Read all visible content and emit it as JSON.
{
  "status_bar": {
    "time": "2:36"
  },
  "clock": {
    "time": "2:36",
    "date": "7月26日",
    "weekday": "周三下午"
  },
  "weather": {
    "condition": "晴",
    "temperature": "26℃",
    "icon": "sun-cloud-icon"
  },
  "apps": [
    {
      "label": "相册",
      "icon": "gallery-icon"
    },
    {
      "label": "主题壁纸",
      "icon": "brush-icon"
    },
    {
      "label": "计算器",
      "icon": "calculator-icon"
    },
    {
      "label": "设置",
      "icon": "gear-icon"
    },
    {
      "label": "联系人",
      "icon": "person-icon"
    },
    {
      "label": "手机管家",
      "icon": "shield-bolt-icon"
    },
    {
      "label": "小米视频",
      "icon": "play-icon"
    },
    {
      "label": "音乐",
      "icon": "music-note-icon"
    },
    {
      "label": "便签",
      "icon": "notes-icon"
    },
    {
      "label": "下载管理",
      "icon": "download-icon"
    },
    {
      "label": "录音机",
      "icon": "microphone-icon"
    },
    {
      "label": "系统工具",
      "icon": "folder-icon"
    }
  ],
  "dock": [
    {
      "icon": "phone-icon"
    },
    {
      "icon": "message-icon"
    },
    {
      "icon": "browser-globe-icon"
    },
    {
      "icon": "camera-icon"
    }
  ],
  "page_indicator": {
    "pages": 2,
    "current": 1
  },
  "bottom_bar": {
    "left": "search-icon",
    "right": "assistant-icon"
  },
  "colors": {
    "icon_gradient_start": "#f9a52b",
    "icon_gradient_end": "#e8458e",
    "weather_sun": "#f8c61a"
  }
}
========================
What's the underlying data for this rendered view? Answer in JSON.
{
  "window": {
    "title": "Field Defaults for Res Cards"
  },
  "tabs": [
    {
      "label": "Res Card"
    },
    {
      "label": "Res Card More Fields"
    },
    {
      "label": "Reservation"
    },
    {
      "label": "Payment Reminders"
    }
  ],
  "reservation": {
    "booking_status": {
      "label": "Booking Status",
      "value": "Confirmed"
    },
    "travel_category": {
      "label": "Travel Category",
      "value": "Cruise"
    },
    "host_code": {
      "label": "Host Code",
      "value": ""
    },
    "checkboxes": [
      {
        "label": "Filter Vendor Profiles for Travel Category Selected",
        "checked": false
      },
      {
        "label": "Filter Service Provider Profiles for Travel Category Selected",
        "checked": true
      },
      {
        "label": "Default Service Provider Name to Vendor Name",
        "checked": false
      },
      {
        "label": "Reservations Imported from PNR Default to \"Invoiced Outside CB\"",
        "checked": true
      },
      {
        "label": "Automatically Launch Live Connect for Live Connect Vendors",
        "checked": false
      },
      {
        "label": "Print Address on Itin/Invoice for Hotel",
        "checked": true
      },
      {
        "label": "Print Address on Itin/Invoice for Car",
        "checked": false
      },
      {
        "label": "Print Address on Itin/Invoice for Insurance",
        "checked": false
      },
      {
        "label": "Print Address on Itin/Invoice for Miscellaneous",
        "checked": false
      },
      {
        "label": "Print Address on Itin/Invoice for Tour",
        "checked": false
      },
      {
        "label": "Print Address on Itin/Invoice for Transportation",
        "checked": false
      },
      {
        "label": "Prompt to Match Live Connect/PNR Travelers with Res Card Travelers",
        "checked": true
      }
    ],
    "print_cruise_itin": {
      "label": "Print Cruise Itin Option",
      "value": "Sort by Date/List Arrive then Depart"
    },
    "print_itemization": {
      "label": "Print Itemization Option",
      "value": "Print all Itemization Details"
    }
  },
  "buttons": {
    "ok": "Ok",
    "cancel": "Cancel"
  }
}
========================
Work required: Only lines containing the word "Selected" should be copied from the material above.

Answer area:
        "label": "Filter Vendor Profiles for Travel Category Selected",
        "label": "Filter Service Provider Profiles for Travel Category Selected",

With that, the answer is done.